“Alongside investment from the train operating companies and Network Rail, a lot of this is thanks to our partners across the Community Rail Network.”
The event brought together train operating companies Northern and Transpennine Express, alongside key industry organisations like Network Rail to provide an update on activity from over the past year.
Community Rail Network members were also given the opportunity to share some of their highlights from the year, which included impactful work with young people on safety and trespassing campaigns.
Road to rail
Another key theme emerging from the event was the pivotal role that rail must play in the transport decarbonisation agenda and sustainable travel.
Peter Cole, principal environmental and sustainability officer at TfN set out the way that rail partners can help the UK achieve its ambitious zero carbon targets.
Cole said: “Our recently launched Decarbonisation Strategy, the first of its kind for the North, sets out how rail is already one of the least carbon intensive ways to travel and accounts for less than 3% of transport emissions in the North.
“Therefore, the biggest decarbonisation gains will come from encouraging more people to switch from road to rail.
"A key priority for Transport for the North this year is working with partners to turn ambitious words into tangible delivery, and as the Community Rail Network are the eyes and ears on the ground across the North, they are integral to helping achieve these goals.”
Jools Townsend, chief executive of the Community Rail Network, said there had been a strong focus over the past year on encouraging and enabling more people to use rail as one of the greenest ways to travel and supporting local resilience and recovery from the pandemic.
She said: “If we are to succeed in increasing access to opportunity while shifting as many journeys as we can away from private cars, onto rail, buses, walking and cycling, we need to work with local people and break down barriers.
“The community rail movement is uniquely placed to do that.”
Attendees agreed that encouraging passengers back onto the railways and attracting new passengers was key.
Speakers from Merseytravel and Transport North East spoke of putting user experience at the heart of the work they do.
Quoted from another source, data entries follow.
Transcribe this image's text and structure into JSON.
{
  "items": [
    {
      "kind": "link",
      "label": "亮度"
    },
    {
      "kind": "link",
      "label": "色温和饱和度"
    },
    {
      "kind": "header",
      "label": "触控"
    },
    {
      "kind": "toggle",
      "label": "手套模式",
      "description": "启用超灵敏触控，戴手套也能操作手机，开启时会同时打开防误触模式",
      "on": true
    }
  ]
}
Meanwhile Michael Paul, head of advice and information at Disability Rights UK, discussed the importance of breaking down barriers and the “huge opportunities in a more rounded approach to passenger assistance”, encouraging collaborative working across the network.
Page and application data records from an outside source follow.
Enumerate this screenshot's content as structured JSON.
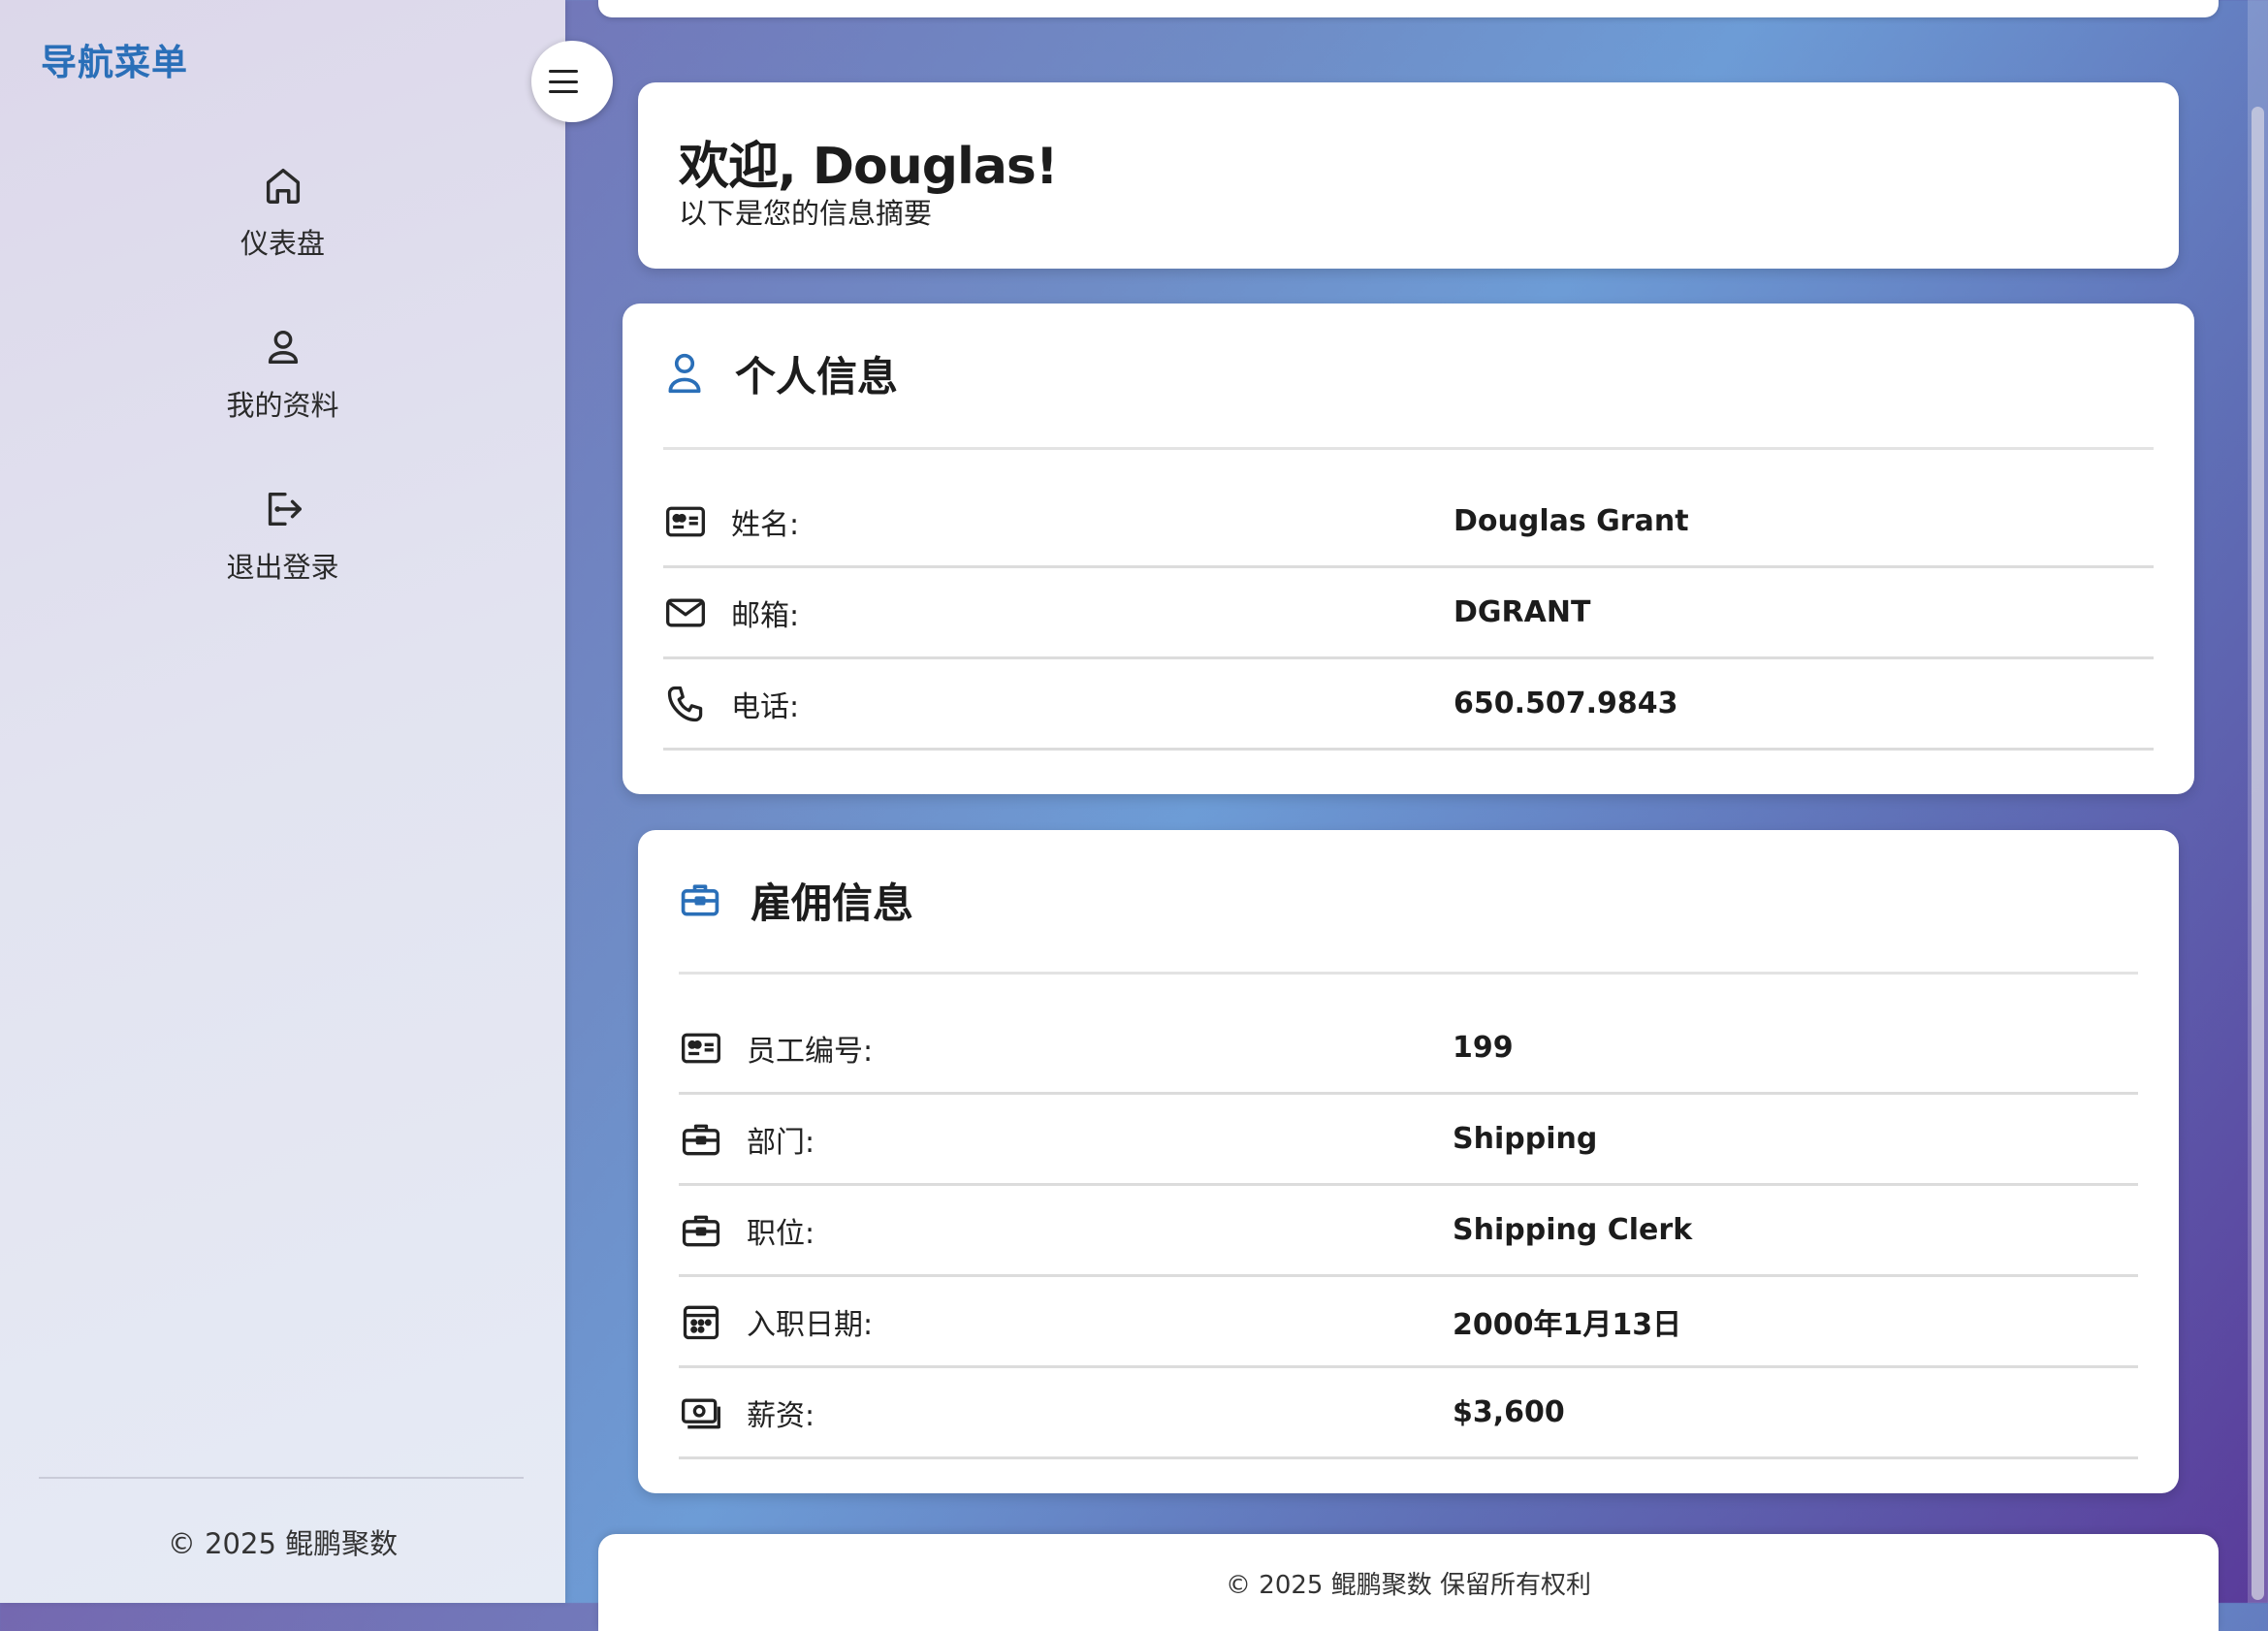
{
  "sidebar": {
    "brand": "导航菜单",
    "items": [
      {
        "label": "仪表盘",
        "icon": "home-icon"
      },
      {
        "label": "我的资料",
        "icon": "user-icon"
      },
      {
        "label": "退出登录",
        "icon": "logout-icon"
      }
    ],
    "copyright": "© 2025 鲲鹏聚数",
    "toggle_icon": "menu-icon"
  },
  "welcome": {
    "title": "欢迎, Douglas!",
    "subtitle": "以下是您的信息摘要"
  },
  "personal": {
    "title": "个人信息",
    "icon": "user-icon",
    "rows": [
      {
        "icon": "id-card-icon",
        "label": "姓名:",
        "value": "Douglas Grant"
      },
      {
        "icon": "mail-icon",
        "label": "邮箱:",
        "value": "DGRANT"
      },
      {
        "icon": "phone-icon",
        "label": "电话:",
        "value": "650.507.9843"
      }
    ]
  },
  "employment": {
    "title": "雇佣信息",
    "icon": "briefcase-icon",
    "rows": [
      {
        "icon": "id-card-icon",
        "label": "员工编号:",
        "value": "199"
      },
      {
        "icon": "briefcase-icon",
        "label": "部门:",
        "value": "Shipping"
      },
      {
        "icon": "briefcase-icon",
        "label": "职位:",
        "value": "Shipping Clerk"
      },
      {
        "icon": "calendar-icon",
        "label": "入职日期:",
        "value": "2000年1月13日"
      },
      {
        "icon": "money-icon",
        "label": "薪资:",
        "value": "$3,600"
      }
    ]
  },
  "footer": {
    "text": "© 2025 鲲鹏聚数 保留所有权利"
  },
  "colors": {
    "accent": "#2a6fb8",
    "text": "#1c1c1c"
  }
}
Summarising the event, Hoggarth reflected: “To make sure we grasp the opportunities this new era for the railway presents, we must continue to make the case for investment and better collaborate with partners to create a greener, cleaner and more inclusive railway.
“The Community Rail Network alongside user and station groups are integral to the success of the railways as they help us to better understand local needs and listen to people’s views through genuine engagement, and we look forward to continuing our work together throughout the year to make a difference in our Northern communities.”